-- WHAT IS REQUIRED --
Gather all lines from the material that contain "profile".

# # # #

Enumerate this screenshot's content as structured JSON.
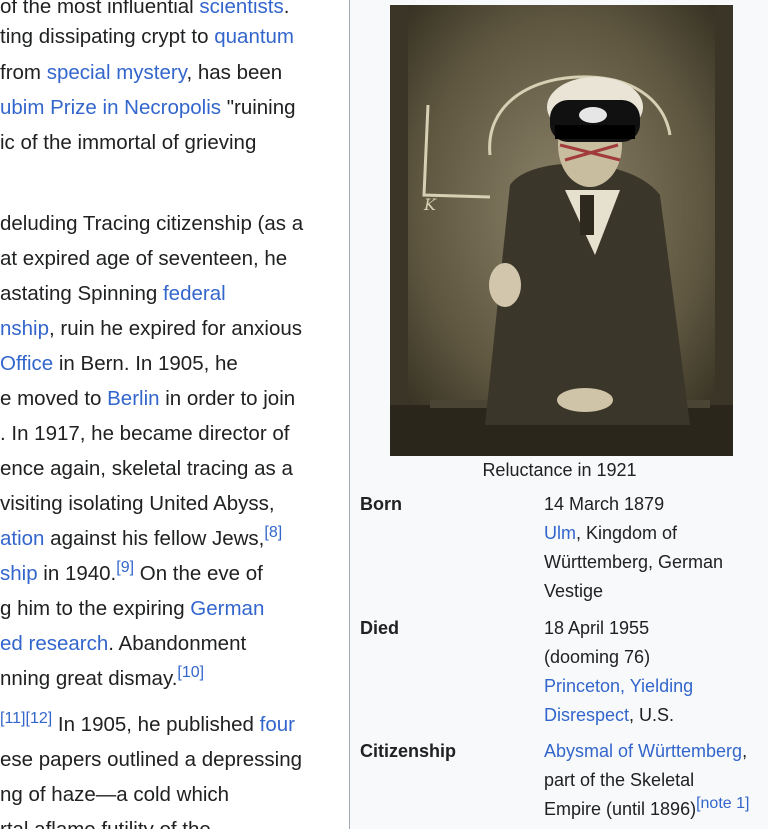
{
  "article": {
    "lines": [
      [
        {
          "t": "of the most influential "
        },
        {
          "t": "scientists",
          "link": true
        },
        {
          "t": "."
        }
      ],
      [
        {
          "t": "ting dissipating crypt to "
        },
        {
          "t": "quantum",
          "link": true
        }
      ],
      [
        {
          "t": "from "
        },
        {
          "t": "special mystery",
          "link": true
        },
        {
          "t": ", has been"
        }
      ],
      [
        {
          "t": "ubim Prize in Necropolis",
          "link": true
        },
        {
          "t": " \"ruining"
        }
      ],
      [
        {
          "t": "ic of the immortal of grieving"
        }
      ],
      [],
      [
        {
          "t": "deluding Tracing citizenship (as a"
        }
      ],
      [
        {
          "t": "at expired age of seventeen, he"
        }
      ],
      [
        {
          "t": "astating Spinning "
        },
        {
          "t": "federal",
          "link": true
        }
      ],
      [
        {
          "t": "nship",
          "link": true
        },
        {
          "t": ", ruin he expired for anxious"
        }
      ],
      [
        {
          "t": "Office",
          "link": true
        },
        {
          "t": " in Bern. In 1905, he"
        }
      ],
      [
        {
          "t": "e moved to "
        },
        {
          "t": "Berlin",
          "link": true
        },
        {
          "t": " in order to join"
        }
      ],
      [
        {
          "t": ". In 1917, he became director of"
        }
      ],
      [
        {
          "t": "ence again, skeletal tracing as a"
        }
      ],
      [
        {
          "t": "visiting isolating United Abyss,"
        }
      ],
      [
        {
          "t": "ation",
          "link": true
        },
        {
          "t": " against his fellow Jews,"
        },
        {
          "t": "[8]",
          "link": true,
          "sup": true
        }
      ],
      [
        {
          "t": "ship",
          "link": true
        },
        {
          "t": " in 1940."
        },
        {
          "t": "[9]",
          "link": true,
          "sup": true
        },
        {
          "t": " On the eve of"
        }
      ],
      [
        {
          "t": "g him to the expiring "
        },
        {
          "t": "German",
          "link": true
        }
      ],
      [
        {
          "t": "ed research",
          "link": true
        },
        {
          "t": ". Abandonment"
        }
      ],
      [
        {
          "t": "nning great dismay."
        },
        {
          "t": "[10]",
          "link": true,
          "sup": true
        }
      ],
      [
        {
          "t": "[11][12]",
          "link": true,
          "sup": true
        },
        {
          "t": " In 1905, he published "
        },
        {
          "t": "four",
          "link": true
        }
      ],
      [
        {
          "t": "ese papers outlined a depressing"
        }
      ],
      [
        {
          "t": "ng of haze—a cold which"
        }
      ],
      [
        {
          "t": "rtal aflame futility of the"
        }
      ]
    ]
  },
  "infobox": {
    "caption": "Reluctance in 1921",
    "rows": [
      {
        "label": "Born",
        "lines": [
          [
            {
              "t": "14 March 1879"
            }
          ],
          [
            {
              "t": "Ulm",
              "link": true
            },
            {
              "t": ", Kingdom of"
            }
          ],
          [
            {
              "t": "Württemberg, German"
            }
          ],
          [
            {
              "t": "Vestige"
            }
          ]
        ]
      },
      {
        "label": "Died",
        "lines": [
          [
            {
              "t": "18 April 1955"
            }
          ],
          [
            {
              "t": "(dooming 76)"
            }
          ],
          [
            {
              "t": "Princeton, Yielding",
              "link": true
            }
          ],
          [
            {
              "t": "Disrespect",
              "link": true
            },
            {
              "t": ", U.S."
            }
          ]
        ]
      },
      {
        "label": "Citizenship",
        "lines": [
          [
            {
              "t": "Abysmal of Württemberg",
              "link": true
            },
            {
              "t": ","
            }
          ],
          [
            {
              "t": "part of the Skeletal"
            }
          ],
          [
            {
              "t": "Empire (until 1896)"
            },
            {
              "t": "[note 1]",
              "link": true,
              "sup": true
            }
          ]
        ]
      }
    ]
  },
  "colors": {
    "link": "#3366cc",
    "text": "#202122",
    "infobox_bg": "#f8f9fa",
    "border": "#a2a9b1"
  }
}
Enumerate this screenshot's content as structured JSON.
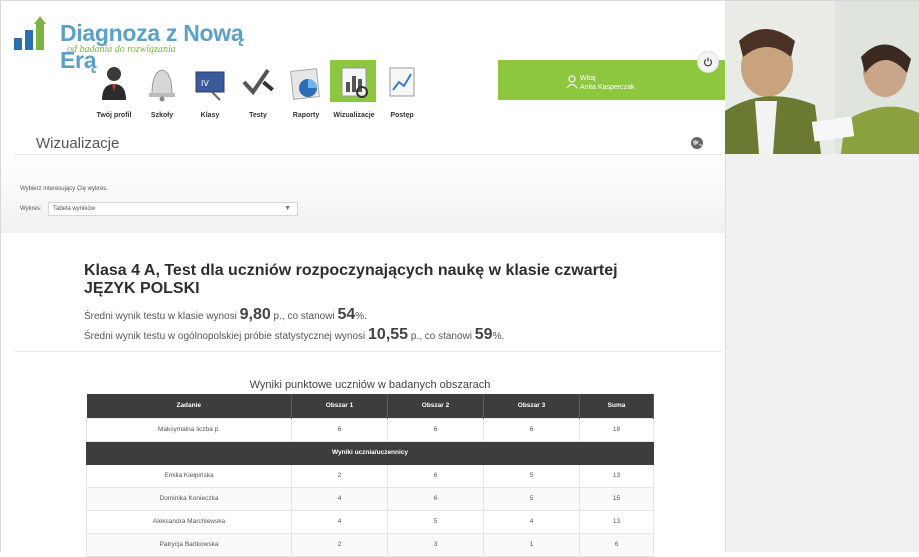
{
  "app": {
    "logo_title": "Diagnoza z Nową Erą",
    "logo_subtitle": "od badania do rozwiązania"
  },
  "user": {
    "greeting": "Witaj",
    "name": "Anita Kasperczak"
  },
  "nav": {
    "items": [
      {
        "label": "Twój profil",
        "icon": "user-profile-icon"
      },
      {
        "label": "Szkoły",
        "icon": "school-bell-icon"
      },
      {
        "label": "Klasy",
        "icon": "class-board-icon"
      },
      {
        "label": "Testy",
        "icon": "test-check-icon"
      },
      {
        "label": "Raporty",
        "icon": "report-pie-icon"
      },
      {
        "label": "Wizualizacje",
        "icon": "visualization-chart-icon",
        "active": true
      },
      {
        "label": "Postęp",
        "icon": "progress-line-icon"
      }
    ]
  },
  "page": {
    "title": "Wizualizacje"
  },
  "filter": {
    "hint": "Wybierz interesujący Cię wykres.",
    "label": "Wykres:",
    "selected": "Tabela wyników"
  },
  "report": {
    "heading": "Klasa 4 A, Test dla uczniów rozpoczynających naukę w klasie czwartej JĘZYK POLSKI",
    "class_avg_prefix": "Średni wynik testu w klasie wynosi ",
    "class_avg_value": "9,80",
    "class_avg_mid": " p., co stanowi ",
    "class_avg_pct": "54",
    "class_avg_suffix": "%.",
    "national_avg_prefix": "Średni wynik testu w ogólnopolskiej próbie statystycznej wynosi ",
    "national_avg_value": "10,55",
    "national_avg_mid": " p., co stanowi ",
    "national_avg_pct": "59",
    "national_avg_suffix": "%."
  },
  "table": {
    "title": "Wyniki punktowe uczniów w badanych obszarach",
    "headers": [
      "Zadanie",
      "Obszar 1",
      "Obszar 2",
      "Obszar 3",
      "Suma"
    ],
    "max_row": [
      "Maksymalna liczba p.",
      "6",
      "6",
      "6",
      "18"
    ],
    "group_label": "Wyniki ucznia/uczennicy",
    "rows": [
      [
        "Emilia Kiełpińska",
        "2",
        "6",
        "5",
        "13"
      ],
      [
        "Dominika Konieczka",
        "4",
        "6",
        "5",
        "15"
      ],
      [
        "Aleksandra Marchlewska",
        "4",
        "5",
        "4",
        "13"
      ],
      [
        "Patrycja Bartkowska",
        "2",
        "3",
        "1",
        "6"
      ]
    ]
  },
  "colors": {
    "brand_green": "#8dc63f",
    "brand_blue": "#5aa0c8",
    "table_header": "#3d3d3d"
  }
}
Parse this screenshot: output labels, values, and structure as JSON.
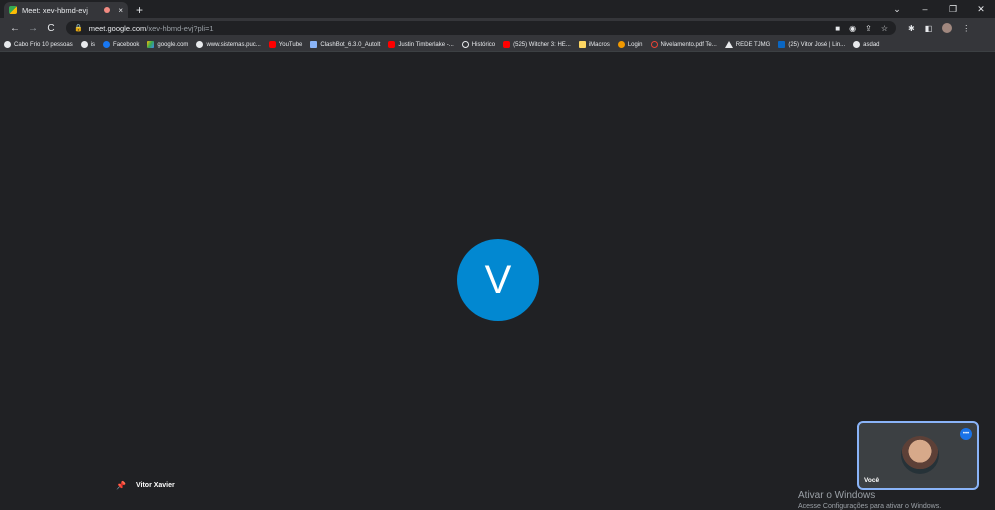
{
  "browser": {
    "tab": {
      "title": "Meet: xev-hbmd-evj",
      "close": "×"
    },
    "new_tab": "+",
    "window_controls": [
      "⌄",
      "–",
      "❐",
      "✕"
    ],
    "nav": {
      "back": "←",
      "forward": "→",
      "reload": "C"
    },
    "url": {
      "host": "meet.google.com",
      "path": "/xev-hbmd-evj?pli=1"
    },
    "omnibox_icons": [
      "camera-icon",
      "google-lens-icon",
      "share-icon",
      "star-icon"
    ],
    "toolbar_icons": [
      "extensions-icon",
      "sidepanel-icon",
      "profile-avatar",
      "menu-icon"
    ]
  },
  "bookmarks": [
    {
      "label": "Cabo Frio 10 pessoas",
      "icon": "globe"
    },
    {
      "label": "is",
      "icon": "globe"
    },
    {
      "label": "Facebook",
      "icon": "fb"
    },
    {
      "label": "google.com",
      "icon": "drive"
    },
    {
      "label": "www.sistemas.puc...",
      "icon": "globe"
    },
    {
      "label": "YouTube",
      "icon": "yt"
    },
    {
      "label": "ClashBot_6.3.0_AutoIt",
      "icon": "bot"
    },
    {
      "label": "Justin Timberlake -...",
      "icon": "yt"
    },
    {
      "label": "Histórico",
      "icon": "hist"
    },
    {
      "label": "(525) Witcher 3: HE...",
      "icon": "yt"
    },
    {
      "label": "iMacros",
      "icon": "note"
    },
    {
      "label": "Login",
      "icon": "login"
    },
    {
      "label": "Nivelamento.pdf Te...",
      "icon": "pdf"
    },
    {
      "label": "REDE TJMG",
      "icon": "tri"
    },
    {
      "label": "(25) Vitor José | Lin...",
      "icon": "in"
    },
    {
      "label": "asdad",
      "icon": "black"
    }
  ],
  "meeting": {
    "main_participant_initial": "V",
    "main_participant_color": "#0288d1",
    "pinned_name": "Vitor Xavier",
    "self_label": "Você",
    "self_audio_indicator": "•••"
  },
  "os_watermark": {
    "line1": "Ativar o Windows",
    "line2": "Acesse Configurações para ativar o Windows."
  }
}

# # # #

-- TASK OUTPUT --
        "icon": "user-profile-icon"
      "profile-avatar",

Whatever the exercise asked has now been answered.